--- What the task asks ---
List all lines of the data that include the string "Internet".

--- Data for this exercise ---
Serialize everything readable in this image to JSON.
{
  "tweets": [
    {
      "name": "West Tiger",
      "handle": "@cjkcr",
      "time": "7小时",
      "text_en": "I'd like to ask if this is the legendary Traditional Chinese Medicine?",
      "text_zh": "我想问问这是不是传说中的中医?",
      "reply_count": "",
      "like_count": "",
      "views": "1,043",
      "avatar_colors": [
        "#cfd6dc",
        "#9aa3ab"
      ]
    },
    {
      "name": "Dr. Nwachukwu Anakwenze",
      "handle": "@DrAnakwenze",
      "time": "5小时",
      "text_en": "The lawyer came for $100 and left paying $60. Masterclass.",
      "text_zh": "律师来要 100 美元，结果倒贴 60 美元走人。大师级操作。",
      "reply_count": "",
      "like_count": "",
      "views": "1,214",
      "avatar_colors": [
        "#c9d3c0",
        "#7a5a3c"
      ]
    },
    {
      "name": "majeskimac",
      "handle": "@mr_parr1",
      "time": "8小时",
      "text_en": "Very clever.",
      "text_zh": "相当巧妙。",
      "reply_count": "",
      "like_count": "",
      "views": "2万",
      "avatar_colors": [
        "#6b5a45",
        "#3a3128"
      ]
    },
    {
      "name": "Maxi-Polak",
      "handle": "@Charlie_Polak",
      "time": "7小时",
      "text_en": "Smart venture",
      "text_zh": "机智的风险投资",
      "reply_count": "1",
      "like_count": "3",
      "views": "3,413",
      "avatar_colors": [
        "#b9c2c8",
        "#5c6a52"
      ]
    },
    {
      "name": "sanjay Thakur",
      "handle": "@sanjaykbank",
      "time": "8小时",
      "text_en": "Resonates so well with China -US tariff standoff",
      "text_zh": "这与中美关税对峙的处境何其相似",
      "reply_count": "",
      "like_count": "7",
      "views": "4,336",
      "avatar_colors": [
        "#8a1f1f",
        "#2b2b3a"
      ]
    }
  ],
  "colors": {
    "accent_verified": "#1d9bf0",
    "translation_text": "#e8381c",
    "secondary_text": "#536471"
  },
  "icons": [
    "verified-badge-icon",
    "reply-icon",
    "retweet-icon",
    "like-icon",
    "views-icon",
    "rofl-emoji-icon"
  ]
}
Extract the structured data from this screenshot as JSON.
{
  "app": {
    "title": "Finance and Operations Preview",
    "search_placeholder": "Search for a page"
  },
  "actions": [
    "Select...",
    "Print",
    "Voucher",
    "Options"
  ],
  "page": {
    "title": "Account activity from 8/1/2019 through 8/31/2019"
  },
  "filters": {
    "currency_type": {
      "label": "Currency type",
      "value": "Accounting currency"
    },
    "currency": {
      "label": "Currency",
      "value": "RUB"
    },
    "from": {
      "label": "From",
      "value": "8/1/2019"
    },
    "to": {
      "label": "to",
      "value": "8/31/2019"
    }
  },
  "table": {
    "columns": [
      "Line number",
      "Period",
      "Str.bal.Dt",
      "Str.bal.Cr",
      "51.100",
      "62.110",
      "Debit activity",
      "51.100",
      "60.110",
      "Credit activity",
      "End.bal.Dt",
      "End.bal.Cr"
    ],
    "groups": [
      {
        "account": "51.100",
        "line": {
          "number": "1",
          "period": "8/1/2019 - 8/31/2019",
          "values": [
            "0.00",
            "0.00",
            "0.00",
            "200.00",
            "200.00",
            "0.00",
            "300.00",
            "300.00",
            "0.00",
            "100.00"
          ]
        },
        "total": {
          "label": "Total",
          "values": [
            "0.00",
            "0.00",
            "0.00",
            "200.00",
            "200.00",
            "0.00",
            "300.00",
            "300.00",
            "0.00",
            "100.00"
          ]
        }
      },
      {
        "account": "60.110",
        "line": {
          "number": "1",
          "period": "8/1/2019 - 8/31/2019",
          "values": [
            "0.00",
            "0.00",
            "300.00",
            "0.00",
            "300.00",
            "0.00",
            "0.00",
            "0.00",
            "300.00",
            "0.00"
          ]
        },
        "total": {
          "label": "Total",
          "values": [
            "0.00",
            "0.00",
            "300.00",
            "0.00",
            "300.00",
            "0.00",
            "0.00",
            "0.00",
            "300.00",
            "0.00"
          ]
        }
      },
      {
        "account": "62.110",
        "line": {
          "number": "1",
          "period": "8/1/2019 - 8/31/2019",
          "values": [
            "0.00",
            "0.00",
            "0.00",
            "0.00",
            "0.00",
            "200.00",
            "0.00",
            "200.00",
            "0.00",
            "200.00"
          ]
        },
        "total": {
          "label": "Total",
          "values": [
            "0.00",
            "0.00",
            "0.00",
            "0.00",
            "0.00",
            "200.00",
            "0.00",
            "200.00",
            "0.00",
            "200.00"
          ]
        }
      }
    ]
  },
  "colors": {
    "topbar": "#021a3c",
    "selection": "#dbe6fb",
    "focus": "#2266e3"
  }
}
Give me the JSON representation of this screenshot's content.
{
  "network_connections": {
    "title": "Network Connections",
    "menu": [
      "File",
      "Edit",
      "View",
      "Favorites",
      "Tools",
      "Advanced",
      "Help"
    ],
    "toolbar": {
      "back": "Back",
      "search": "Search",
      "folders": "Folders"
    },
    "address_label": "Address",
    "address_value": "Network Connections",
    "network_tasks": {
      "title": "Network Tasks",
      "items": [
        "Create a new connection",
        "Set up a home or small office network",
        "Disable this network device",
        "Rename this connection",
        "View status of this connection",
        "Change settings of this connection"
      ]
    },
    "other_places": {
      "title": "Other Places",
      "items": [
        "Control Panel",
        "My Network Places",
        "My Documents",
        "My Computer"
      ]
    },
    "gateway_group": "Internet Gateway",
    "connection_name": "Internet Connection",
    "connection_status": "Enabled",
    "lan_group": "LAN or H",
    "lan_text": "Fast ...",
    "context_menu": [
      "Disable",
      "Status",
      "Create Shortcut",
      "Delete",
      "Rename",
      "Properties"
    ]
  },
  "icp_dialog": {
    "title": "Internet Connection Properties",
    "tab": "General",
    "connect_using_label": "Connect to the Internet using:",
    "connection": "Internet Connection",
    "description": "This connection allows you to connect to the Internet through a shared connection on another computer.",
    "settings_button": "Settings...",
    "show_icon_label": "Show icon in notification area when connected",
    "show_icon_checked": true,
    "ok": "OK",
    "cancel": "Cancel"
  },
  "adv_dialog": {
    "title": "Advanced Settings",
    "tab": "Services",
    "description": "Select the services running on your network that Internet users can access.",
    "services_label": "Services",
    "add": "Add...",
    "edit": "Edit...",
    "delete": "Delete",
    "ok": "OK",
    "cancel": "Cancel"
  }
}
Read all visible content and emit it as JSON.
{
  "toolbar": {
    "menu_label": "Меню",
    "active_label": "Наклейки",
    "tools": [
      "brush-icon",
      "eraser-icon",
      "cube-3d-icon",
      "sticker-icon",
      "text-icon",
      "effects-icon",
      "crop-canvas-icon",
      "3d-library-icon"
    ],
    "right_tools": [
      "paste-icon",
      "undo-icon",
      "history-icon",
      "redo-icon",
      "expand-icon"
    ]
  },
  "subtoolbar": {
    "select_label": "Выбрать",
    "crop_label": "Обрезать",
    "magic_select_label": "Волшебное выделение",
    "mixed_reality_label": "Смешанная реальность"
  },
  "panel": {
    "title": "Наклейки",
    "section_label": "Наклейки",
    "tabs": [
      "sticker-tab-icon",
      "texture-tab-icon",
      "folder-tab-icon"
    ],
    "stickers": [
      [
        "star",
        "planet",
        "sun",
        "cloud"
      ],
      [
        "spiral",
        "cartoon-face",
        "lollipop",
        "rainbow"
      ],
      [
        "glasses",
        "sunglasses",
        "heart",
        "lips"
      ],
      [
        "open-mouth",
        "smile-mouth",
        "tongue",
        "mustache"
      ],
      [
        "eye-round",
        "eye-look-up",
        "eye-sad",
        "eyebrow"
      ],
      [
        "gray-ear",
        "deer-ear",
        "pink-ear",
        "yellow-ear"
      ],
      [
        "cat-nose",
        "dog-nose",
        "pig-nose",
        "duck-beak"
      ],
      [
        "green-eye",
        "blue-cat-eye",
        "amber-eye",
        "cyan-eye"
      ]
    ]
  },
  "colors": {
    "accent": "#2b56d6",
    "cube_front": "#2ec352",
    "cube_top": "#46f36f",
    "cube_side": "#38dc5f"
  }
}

--- Exercise result ---
    "gateway_group": "Internet Gateway",
    "connection_name": "Internet Connection",
    "title": "Internet Connection Properties",
    "connect_using_label": "Connect to the Internet using:",
    "connection": "Internet Connection",
    "description": "This connection allows you to connect to the Internet through a shared connection on another computer.",
    "description": "Select the services running on your network that Internet users can access.",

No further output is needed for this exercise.